In another light, you can stop after only a few rounds and then construct all kinds of things by sewing the smaller squares together.
Right now I’m going to show you how to get those rounds started. You need to know how to chain and how to work a double crochet, and how to join with a slip stitch. If you don’t know how to do those or if you need a refresher, I’ve made a video tutorial for each which you can view here:
*Note: If the whole magic knot thing is too much to begin with, ignore it and just tie your yarn around the wide part or your hook, then double knot it. That’s what I usually do anyway. The magic knot just makes it look more smooth or something like that…but no one ever mentions noticing whether I use it or ‘knot’. Hehehe, *snort*.
I’ll also add a link to the simple written pattern so that once you get the hang of creating these squares you’ll have a place to glance over the pattern without all the pictures once you don’t need them.
*Note on hook size and yarn: When I make these squares, I’m using a size K (6.50MM) hook and Red Heart Super Saver Yarn. The great thing about granny squares is that they can be so versatile very quickly. If you want smaller squares, you can use a smaller hook, like an F hook, for example. If you’re like me and want to work things up more quickly, you can use a size N hook and tie two strands of yarn together to work with at the same time and make a chunky granny square blanket. It’s up to you and your favorite hooks! Just remember that the smaller the hook, the tighter the stitches will be, which can be very lovely, but also the smaller the hook the longer it’s going to take you. I go for larger hooks.
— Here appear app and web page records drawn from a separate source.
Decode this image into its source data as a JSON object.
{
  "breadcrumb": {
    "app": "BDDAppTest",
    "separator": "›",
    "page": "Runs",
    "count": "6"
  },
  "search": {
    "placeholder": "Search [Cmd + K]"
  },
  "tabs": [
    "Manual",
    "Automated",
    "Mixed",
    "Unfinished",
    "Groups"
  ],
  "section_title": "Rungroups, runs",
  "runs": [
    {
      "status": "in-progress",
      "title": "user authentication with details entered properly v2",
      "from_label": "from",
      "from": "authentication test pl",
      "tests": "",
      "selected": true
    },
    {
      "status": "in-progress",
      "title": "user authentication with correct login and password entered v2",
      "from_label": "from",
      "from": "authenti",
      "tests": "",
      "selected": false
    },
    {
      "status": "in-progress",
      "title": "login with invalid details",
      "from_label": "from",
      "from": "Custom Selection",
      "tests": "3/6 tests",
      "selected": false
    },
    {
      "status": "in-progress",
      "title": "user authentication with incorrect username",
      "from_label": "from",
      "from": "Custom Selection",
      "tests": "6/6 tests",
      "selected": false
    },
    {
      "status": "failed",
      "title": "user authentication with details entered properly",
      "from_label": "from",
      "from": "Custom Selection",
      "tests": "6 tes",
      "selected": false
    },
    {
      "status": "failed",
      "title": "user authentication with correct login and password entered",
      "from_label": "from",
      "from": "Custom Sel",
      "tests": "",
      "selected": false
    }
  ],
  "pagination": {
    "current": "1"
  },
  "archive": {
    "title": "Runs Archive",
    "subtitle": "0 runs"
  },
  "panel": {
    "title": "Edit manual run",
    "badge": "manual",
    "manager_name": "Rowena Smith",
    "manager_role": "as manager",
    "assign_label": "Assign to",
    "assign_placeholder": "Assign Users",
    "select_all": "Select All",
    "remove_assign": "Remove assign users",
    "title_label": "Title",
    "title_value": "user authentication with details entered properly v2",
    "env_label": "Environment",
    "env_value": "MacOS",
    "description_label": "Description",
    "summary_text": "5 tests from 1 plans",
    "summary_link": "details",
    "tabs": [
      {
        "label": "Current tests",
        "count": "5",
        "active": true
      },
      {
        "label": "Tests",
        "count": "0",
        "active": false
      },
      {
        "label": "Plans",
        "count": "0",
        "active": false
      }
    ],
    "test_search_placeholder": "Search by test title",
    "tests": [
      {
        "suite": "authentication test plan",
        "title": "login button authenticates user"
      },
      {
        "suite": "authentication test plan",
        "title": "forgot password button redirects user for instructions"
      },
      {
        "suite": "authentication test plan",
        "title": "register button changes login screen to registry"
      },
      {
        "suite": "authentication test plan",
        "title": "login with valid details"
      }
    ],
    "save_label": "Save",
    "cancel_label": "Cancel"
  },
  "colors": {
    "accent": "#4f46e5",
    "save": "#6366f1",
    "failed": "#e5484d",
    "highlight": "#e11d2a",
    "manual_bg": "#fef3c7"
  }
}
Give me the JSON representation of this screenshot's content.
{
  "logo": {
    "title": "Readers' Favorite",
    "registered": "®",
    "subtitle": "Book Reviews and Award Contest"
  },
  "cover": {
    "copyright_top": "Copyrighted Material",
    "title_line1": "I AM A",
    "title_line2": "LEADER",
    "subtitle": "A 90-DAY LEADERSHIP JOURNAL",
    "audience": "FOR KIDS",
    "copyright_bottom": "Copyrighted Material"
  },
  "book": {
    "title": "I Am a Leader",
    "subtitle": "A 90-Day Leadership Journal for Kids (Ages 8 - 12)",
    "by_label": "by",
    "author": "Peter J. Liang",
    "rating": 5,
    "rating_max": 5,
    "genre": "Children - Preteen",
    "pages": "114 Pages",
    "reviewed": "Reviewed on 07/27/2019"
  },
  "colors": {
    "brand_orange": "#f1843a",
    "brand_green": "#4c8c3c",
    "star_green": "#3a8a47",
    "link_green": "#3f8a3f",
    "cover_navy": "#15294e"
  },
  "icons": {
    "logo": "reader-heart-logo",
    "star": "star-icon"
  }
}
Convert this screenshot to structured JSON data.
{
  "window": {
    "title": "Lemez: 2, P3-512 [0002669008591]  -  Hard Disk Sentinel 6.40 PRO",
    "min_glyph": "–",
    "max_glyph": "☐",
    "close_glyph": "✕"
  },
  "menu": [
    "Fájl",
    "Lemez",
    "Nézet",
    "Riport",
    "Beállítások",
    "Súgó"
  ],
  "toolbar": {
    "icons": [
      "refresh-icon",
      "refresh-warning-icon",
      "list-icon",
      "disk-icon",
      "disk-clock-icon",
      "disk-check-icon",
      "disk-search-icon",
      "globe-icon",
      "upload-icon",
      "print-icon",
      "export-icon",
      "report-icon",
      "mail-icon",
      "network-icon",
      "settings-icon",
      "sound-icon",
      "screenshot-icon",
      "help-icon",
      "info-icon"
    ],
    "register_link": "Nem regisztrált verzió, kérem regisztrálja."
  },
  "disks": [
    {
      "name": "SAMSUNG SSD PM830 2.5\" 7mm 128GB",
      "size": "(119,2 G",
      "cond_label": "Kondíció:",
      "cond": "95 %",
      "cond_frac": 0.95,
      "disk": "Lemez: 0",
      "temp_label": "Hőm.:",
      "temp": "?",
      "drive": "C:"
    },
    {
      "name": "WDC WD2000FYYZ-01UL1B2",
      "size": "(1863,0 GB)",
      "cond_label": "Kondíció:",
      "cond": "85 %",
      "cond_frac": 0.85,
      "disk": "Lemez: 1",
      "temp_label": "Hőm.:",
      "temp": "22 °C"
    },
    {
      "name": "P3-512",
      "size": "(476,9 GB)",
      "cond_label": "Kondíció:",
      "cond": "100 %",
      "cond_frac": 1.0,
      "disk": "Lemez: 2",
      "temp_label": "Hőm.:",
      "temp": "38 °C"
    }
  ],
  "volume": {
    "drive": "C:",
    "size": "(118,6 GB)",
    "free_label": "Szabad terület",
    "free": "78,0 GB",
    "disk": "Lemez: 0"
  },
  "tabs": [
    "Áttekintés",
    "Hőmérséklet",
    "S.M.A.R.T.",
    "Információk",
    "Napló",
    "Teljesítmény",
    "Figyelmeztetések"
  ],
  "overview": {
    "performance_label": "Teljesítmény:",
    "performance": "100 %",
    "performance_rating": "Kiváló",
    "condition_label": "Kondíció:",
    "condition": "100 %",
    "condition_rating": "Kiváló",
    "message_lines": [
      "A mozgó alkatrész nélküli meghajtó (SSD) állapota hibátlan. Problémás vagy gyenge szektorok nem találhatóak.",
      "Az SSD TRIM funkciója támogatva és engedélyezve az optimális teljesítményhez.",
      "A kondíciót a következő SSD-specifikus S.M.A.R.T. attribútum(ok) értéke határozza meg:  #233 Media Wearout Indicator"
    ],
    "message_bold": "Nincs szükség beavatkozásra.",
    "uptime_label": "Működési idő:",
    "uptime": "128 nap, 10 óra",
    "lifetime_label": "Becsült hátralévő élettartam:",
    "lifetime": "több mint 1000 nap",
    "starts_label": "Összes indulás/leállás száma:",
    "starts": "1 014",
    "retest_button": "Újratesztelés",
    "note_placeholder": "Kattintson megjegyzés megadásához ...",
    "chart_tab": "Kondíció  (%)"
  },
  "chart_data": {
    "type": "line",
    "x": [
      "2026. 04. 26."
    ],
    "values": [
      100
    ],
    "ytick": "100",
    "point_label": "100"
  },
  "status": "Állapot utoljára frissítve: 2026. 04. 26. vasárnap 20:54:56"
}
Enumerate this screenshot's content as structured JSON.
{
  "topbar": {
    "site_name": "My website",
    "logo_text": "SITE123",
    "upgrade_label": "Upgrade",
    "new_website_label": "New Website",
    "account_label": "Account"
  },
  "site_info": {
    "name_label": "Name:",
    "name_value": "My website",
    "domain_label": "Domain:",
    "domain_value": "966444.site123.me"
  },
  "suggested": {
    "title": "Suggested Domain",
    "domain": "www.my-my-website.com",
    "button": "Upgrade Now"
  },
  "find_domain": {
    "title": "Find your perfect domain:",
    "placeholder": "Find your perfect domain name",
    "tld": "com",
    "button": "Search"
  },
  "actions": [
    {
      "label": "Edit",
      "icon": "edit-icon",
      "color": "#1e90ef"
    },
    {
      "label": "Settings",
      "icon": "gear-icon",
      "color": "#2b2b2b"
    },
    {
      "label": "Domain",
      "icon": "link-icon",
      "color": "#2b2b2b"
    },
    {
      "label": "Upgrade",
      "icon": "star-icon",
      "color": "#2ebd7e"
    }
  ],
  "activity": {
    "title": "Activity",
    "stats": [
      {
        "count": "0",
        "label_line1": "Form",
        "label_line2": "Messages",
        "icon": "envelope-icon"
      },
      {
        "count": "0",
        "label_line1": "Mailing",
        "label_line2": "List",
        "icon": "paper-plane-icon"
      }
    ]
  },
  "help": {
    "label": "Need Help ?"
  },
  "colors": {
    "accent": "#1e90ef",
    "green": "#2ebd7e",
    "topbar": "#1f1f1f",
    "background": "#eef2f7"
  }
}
For more information on hooks, yarn, and other crochet equipment, click here.